Entries taken from a collection:

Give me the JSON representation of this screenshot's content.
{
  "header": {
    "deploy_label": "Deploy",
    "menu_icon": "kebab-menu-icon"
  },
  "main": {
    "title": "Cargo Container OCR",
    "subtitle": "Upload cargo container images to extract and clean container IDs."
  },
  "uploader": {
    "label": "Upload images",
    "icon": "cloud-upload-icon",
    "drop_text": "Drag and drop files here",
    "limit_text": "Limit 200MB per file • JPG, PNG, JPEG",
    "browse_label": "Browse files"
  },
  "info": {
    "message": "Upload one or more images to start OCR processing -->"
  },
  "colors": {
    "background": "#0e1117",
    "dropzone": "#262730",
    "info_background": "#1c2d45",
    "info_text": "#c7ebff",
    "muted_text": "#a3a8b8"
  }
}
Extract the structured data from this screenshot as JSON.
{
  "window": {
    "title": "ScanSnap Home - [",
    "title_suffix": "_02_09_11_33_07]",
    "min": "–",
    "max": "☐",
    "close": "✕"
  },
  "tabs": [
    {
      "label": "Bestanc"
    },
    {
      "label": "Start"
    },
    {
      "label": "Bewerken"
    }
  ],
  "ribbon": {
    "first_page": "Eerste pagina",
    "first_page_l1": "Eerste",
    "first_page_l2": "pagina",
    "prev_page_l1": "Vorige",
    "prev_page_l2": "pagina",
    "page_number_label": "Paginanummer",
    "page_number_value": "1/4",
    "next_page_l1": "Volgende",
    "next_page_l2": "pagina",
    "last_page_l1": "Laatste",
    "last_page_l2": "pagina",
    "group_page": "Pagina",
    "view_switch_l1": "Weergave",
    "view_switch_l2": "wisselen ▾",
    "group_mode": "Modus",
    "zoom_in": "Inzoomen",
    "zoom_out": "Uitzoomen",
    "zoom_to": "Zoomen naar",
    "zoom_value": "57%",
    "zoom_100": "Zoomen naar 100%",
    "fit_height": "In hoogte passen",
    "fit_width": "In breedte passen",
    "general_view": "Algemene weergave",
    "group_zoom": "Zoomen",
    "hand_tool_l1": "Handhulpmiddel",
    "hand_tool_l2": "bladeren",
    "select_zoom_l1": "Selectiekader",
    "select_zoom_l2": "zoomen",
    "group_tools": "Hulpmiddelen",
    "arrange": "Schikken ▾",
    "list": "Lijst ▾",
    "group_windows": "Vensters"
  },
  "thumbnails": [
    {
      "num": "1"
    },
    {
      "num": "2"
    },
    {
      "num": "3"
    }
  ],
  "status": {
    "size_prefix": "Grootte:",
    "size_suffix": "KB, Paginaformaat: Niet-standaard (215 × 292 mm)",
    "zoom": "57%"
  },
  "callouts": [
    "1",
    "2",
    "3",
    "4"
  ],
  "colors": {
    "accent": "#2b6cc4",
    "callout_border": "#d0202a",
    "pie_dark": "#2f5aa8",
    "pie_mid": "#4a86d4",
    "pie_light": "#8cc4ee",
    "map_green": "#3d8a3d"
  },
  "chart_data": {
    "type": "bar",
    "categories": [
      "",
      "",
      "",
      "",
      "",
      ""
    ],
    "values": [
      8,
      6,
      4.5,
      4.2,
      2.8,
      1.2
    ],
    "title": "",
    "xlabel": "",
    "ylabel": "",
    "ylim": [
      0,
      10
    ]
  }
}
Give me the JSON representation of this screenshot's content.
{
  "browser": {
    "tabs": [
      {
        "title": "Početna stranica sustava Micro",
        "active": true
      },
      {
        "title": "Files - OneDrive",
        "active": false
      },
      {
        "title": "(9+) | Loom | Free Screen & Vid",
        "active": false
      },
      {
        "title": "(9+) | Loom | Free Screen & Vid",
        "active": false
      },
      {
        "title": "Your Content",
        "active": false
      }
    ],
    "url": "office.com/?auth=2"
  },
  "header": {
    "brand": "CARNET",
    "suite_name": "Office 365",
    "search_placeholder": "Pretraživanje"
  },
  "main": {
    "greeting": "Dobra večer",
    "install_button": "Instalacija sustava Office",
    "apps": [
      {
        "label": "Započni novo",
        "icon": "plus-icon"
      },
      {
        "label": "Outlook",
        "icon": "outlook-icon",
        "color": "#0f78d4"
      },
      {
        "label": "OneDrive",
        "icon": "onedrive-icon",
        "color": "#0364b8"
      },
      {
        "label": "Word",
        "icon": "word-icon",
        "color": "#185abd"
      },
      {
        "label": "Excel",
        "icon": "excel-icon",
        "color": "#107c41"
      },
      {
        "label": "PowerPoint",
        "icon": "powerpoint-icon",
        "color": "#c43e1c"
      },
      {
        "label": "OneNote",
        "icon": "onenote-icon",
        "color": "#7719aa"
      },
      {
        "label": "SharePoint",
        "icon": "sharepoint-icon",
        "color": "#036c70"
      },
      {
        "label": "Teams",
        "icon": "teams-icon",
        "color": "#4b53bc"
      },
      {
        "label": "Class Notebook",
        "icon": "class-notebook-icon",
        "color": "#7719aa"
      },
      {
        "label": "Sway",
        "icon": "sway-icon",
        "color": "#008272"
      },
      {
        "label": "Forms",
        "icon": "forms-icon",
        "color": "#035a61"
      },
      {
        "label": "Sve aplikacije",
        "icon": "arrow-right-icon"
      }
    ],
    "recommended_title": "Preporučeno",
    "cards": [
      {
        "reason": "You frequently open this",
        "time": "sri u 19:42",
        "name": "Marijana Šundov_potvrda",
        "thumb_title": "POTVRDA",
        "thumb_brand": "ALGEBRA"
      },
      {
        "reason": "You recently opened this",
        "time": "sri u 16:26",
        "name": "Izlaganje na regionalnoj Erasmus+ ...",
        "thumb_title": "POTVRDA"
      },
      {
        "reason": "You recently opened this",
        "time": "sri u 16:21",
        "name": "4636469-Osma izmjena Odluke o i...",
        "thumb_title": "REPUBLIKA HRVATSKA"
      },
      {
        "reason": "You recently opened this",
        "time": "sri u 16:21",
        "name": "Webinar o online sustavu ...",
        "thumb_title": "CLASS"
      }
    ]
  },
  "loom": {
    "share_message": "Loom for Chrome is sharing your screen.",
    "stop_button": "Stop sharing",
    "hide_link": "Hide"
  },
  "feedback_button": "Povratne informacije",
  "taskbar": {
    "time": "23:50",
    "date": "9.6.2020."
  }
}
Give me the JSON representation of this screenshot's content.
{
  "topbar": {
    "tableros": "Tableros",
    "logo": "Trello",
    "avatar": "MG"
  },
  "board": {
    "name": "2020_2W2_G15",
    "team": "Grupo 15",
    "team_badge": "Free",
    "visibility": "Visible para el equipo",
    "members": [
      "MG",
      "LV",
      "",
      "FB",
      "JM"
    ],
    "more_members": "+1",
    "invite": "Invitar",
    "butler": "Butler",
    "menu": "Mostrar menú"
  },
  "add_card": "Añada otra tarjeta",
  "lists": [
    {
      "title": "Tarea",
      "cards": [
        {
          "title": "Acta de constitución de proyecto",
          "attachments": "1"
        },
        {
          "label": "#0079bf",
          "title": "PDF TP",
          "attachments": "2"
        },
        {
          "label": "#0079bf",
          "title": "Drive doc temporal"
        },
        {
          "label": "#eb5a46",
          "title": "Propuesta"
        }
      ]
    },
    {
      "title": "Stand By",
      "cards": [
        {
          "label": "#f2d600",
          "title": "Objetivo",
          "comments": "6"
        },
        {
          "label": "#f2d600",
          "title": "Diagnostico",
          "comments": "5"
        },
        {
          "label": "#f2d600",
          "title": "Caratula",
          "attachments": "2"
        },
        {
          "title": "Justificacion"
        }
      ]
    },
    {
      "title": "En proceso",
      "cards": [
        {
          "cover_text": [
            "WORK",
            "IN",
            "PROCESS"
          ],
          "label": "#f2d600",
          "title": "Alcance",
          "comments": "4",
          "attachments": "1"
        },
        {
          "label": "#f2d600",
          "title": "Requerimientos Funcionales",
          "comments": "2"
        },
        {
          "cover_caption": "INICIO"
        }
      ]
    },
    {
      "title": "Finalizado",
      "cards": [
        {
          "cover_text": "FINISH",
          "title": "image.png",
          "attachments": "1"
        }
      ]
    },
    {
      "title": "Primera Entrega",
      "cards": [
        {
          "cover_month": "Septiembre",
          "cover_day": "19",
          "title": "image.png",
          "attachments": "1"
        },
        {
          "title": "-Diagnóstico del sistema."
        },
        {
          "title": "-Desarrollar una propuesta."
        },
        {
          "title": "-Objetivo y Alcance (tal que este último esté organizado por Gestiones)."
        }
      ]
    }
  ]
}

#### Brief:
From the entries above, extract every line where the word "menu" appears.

#### Answer section:
    "menu_icon": "kebab-menu-icon"
    "menu": "Mostrar menú"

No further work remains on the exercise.